## WORK INSTRUCTION
Count the lines below in which "Jane" appears, then give that number by itself.
### RECORDS FOR THE EXERCISE ###
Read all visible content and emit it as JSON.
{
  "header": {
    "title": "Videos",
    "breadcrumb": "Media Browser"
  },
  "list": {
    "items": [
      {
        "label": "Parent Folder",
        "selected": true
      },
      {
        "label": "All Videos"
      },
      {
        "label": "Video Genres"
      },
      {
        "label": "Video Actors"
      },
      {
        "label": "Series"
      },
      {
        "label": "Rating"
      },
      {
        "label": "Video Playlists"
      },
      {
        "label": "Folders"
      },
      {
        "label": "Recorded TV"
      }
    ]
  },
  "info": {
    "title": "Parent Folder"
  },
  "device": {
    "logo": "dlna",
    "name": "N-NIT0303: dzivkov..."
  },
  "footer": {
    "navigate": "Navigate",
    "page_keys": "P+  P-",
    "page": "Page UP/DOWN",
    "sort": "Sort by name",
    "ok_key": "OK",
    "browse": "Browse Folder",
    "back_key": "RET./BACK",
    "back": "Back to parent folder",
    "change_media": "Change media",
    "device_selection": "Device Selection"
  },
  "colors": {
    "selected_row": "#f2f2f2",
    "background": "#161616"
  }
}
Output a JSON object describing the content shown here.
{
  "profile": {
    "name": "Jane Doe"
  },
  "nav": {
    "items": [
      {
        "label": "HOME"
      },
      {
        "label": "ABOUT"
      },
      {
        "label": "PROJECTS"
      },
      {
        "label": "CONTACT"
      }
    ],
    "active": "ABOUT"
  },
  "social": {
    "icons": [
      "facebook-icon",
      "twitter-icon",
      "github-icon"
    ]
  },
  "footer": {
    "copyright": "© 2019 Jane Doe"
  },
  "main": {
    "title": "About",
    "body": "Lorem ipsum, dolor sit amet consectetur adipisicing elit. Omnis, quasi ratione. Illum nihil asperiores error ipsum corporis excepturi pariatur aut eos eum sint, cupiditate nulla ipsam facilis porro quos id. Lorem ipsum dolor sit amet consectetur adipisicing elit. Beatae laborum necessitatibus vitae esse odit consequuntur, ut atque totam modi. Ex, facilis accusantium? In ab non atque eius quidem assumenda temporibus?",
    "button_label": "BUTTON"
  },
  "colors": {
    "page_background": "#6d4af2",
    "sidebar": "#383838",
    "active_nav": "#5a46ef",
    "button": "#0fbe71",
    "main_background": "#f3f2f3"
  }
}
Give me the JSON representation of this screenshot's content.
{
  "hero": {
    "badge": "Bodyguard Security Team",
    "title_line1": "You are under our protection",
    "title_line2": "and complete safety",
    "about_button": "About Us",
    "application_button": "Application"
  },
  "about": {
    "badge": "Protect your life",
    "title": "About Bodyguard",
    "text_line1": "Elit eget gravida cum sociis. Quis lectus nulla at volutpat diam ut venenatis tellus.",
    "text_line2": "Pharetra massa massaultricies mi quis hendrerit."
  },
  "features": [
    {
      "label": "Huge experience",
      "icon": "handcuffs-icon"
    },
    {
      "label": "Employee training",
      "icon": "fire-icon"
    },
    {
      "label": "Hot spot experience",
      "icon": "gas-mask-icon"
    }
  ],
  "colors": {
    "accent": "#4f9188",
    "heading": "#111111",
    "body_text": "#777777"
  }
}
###
## EXERCISE RESPONSE
2